Your objective - Please retype the records below exactly as they appear, leaving out every picture.

Given entries -

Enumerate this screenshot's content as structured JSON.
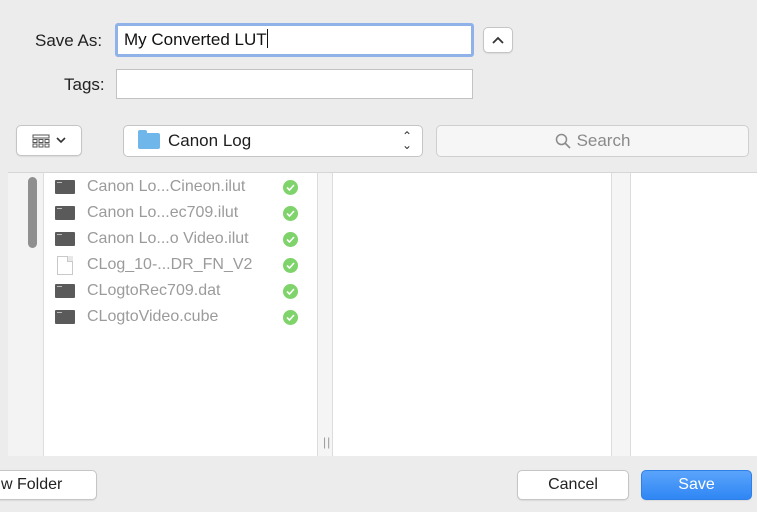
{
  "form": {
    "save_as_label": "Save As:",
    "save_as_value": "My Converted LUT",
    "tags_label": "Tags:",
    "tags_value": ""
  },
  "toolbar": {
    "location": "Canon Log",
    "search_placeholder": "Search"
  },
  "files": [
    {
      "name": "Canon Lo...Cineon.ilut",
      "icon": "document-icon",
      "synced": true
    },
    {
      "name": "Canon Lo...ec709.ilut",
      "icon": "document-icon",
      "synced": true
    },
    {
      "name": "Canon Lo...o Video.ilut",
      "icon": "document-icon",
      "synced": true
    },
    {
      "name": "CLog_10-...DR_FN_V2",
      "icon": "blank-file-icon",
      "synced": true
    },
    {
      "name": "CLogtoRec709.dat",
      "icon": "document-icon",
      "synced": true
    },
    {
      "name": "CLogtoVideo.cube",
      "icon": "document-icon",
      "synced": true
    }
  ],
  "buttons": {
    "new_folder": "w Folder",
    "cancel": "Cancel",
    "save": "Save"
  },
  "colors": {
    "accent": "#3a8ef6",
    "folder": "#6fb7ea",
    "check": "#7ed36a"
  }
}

Reply to the task -
Enumerate this screenshot's content as structured JSON.
{
  "form": {
    "save_as_label": "Save As:",
    "save_as_value": "My Converted LUT",
    "tags_label": "Tags:",
    "tags_value": ""
  },
  "toolbar": {
    "location": "Canon Log",
    "search_placeholder": "Search"
  },
  "files": [
    {
      "name": "Canon Lo...Cineon.ilut",
      "icon": "document-icon",
      "synced": true
    },
    {
      "name": "Canon Lo...ec709.ilut",
      "icon": "document-icon",
      "synced": true
    },
    {
      "name": "Canon Lo...o Video.ilut",
      "icon": "document-icon",
      "synced": true
    },
    {
      "name": "CLog_10-...DR_FN_V2",
      "icon": "blank-file-icon",
      "synced": true
    },
    {
      "name": "CLogtoRec709.dat",
      "icon": "document-icon",
      "synced": true
    },
    {
      "name": "CLogtoVideo.cube",
      "icon": "document-icon",
      "synced": true
    }
  ],
  "buttons": {
    "new_folder": "w Folder",
    "cancel": "Cancel",
    "save": "Save"
  },
  "colors": {
    "accent": "#3a8ef6",
    "folder": "#6fb7ea",
    "check": "#7ed36a"
  }
}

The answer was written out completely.